It is telling that Edison Price's trademark downlights and accent lights illuminate many of the world's great works of art. The inventor-engineer-designer is regarded today as somewhat of an old master himself. And like Rembrandt and Hals, he was among the first modern practitioners of his craft. With shadow and light, he could give a grand gallery the human contours of a Dutch tavern.

Price particularly favored restrained, low-brightness lighting that mimicked that of the natural world and developed a number of glare-free fixture types that have since become industry conventions. Recessed and track lighting are two of the best known inventions with which he has been credited.

The aptly-named Edison was born in Manhattan, the eldest son of theatrical lighting designer William Price who died when Edison was only eight. At 17, he joined Display Stage Lighting, the firm his father had founded and his mother continued to run. With no money for college, he learned the trade by studying technical journals published by the Society of Illuminating Engineers.

After 15 years, Price sold his share in the stage lighting company and in 1952, with $2,500 borrowed from a friend, set himself up as an independent designer and manufacturer in a rented, 1,000-sq.-ft.-loft located on Centre Street in Manhattan. With the help of John Mitchell, whom he met in a bar and later hired, Price began to fabricate, assemble, pack and ship his inventions, the first of which was a new kind of recessed silver bowl lamp downlight. Specified by Eleanor LeMaire for the original Neiman-Marcus store in Dallas, the downlights were functional and efficient, incorporating a no-nonsense design philosophy that would be applied to all of the company's fixtures. In 1955, Edison Price Lighting moved to 238 East 44th Street and four years later, relocated to its present quarters at 409 East 60th Street. The company expanded to include arguably the world's first lighting consultancy, which provided assistance to specifying customers on proper fixture installation and application.
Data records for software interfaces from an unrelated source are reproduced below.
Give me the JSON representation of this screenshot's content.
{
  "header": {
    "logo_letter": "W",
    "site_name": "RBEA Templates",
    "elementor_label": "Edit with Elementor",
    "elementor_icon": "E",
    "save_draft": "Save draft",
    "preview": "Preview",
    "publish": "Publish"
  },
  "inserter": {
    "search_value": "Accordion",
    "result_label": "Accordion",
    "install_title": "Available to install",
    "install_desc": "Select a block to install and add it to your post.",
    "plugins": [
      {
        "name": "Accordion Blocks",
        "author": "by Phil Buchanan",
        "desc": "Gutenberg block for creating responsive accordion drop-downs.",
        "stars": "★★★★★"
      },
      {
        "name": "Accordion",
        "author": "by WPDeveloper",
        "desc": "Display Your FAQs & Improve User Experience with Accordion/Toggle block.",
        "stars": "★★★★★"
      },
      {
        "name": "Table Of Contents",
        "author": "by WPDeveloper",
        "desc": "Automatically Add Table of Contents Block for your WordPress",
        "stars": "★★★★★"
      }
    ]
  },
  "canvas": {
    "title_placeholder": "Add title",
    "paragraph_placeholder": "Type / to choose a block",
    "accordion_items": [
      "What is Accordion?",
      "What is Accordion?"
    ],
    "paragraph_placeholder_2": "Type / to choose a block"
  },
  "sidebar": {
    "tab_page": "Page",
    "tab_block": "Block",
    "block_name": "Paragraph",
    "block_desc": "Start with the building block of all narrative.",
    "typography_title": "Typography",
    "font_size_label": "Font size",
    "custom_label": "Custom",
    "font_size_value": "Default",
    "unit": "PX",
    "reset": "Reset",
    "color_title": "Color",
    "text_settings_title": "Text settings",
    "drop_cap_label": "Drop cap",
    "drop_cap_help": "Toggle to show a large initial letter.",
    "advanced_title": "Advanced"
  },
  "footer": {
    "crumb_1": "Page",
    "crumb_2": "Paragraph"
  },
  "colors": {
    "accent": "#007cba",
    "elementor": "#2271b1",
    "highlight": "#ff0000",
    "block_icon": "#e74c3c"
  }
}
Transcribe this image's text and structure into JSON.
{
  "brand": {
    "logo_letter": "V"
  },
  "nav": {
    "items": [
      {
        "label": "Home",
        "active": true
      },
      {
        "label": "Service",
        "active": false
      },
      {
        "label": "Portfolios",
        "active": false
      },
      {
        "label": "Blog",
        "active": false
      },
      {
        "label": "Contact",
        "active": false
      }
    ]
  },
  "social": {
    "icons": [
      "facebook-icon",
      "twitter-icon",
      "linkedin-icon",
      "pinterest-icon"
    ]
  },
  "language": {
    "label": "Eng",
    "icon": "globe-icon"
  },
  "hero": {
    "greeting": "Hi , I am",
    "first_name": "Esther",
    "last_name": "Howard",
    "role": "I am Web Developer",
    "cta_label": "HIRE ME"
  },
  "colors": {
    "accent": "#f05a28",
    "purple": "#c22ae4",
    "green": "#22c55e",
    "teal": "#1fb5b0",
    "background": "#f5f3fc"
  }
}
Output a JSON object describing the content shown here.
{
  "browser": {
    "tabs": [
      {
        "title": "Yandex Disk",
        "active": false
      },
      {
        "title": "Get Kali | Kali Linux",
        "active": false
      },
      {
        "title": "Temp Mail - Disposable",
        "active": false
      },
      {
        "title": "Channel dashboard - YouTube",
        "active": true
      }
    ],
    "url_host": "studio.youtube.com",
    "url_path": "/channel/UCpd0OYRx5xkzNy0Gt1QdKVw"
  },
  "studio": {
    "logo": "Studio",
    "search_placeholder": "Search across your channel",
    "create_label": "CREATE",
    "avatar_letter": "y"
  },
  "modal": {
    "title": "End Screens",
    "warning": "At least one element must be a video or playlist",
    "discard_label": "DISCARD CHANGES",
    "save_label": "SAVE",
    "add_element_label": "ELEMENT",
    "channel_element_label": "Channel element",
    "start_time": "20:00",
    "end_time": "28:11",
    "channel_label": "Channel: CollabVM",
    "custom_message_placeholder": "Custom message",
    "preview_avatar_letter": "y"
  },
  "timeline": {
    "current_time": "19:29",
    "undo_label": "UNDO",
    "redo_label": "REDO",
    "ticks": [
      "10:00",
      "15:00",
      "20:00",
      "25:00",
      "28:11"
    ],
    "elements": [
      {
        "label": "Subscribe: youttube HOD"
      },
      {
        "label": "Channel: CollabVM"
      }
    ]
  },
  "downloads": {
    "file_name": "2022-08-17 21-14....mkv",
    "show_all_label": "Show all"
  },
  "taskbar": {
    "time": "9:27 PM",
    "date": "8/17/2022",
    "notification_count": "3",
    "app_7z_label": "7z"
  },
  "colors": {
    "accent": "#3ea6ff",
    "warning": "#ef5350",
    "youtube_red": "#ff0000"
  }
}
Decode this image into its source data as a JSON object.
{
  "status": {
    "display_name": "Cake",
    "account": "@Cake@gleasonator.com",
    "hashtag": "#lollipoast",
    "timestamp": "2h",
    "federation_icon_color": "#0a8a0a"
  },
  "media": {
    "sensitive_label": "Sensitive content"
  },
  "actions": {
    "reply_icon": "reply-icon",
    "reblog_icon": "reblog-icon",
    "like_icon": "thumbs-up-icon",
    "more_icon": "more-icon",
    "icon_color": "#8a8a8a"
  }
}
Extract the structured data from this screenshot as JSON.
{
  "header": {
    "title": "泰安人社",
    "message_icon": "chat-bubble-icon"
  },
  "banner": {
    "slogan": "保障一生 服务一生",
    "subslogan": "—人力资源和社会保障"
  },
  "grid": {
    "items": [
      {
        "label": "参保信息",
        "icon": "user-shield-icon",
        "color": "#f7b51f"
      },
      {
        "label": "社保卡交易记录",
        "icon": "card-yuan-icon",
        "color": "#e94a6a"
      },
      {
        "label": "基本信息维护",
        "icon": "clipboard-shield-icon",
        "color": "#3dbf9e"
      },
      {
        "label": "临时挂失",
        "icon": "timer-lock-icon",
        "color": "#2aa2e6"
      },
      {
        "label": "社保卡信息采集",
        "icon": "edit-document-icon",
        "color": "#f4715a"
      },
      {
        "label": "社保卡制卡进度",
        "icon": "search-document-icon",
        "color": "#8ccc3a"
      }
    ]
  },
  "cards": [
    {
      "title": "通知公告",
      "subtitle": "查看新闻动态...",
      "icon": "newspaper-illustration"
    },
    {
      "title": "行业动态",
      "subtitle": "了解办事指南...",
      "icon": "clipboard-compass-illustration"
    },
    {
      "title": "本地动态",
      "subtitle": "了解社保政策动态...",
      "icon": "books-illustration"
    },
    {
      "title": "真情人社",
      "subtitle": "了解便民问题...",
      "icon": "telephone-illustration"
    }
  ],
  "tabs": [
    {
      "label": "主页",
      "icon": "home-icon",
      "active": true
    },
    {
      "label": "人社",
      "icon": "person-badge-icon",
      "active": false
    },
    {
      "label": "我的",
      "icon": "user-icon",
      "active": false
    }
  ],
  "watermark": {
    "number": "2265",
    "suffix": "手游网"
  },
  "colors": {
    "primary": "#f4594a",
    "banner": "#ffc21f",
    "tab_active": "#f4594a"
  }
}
Price's functional, less-is-more approach endeared him to the arrivistes of the new International Style, to whom he quickly became a frequent collaborator and confidant. Over the years, he worked with many of architecture's giants, contributing to the projects of Marcel Breuer, Louis Kahn and Buckminster Fuller. He worked on I.M. Pei's National Gallery in Washington, D.C., fashioned curtains of light on the lobby walls of Mies van der Rohe's Seagram Building and bathed Philip Johnson's Four Seasons restaurant in light. His lights illuminate over 250 museums worldwide, including the Museum of Modern Art and the Whitney Museum in New York, the Louvre in Paris and the Kimbell Museum in Fort Worth. In 1981, the American Institute of Architects conferred its AIA Medal on Price in recognition of “one who has brightened more excellent architecture than anyone else in history.”

Price preferred to approach each project individually, for many years frustrating management by declining to publish a catalog or sell to those whom he felt would use his products in bad taste. In 1989, Price resigned from the company he founded, leaving it to be run by his daughter, Emma Price. He subsequently founded Nulux in Brooklyn, where he continued to design specialized lighting.

Today, the special care Price took with each project is remembered by those in the industry. Called “a lighting designer's best friend,” he was known for offering a manufacturing facility that actually answered to the customer's needs and wants.

In 1990, Price was honored with the Illuminating Engineering Society's (IES) Richard Kelly Lifetime Achievement Award for his contribution to the industry. Price died in 1997, on the night the Metropolitan Museum of Art opened a photography gallery lighted by his latest miniature fixtures.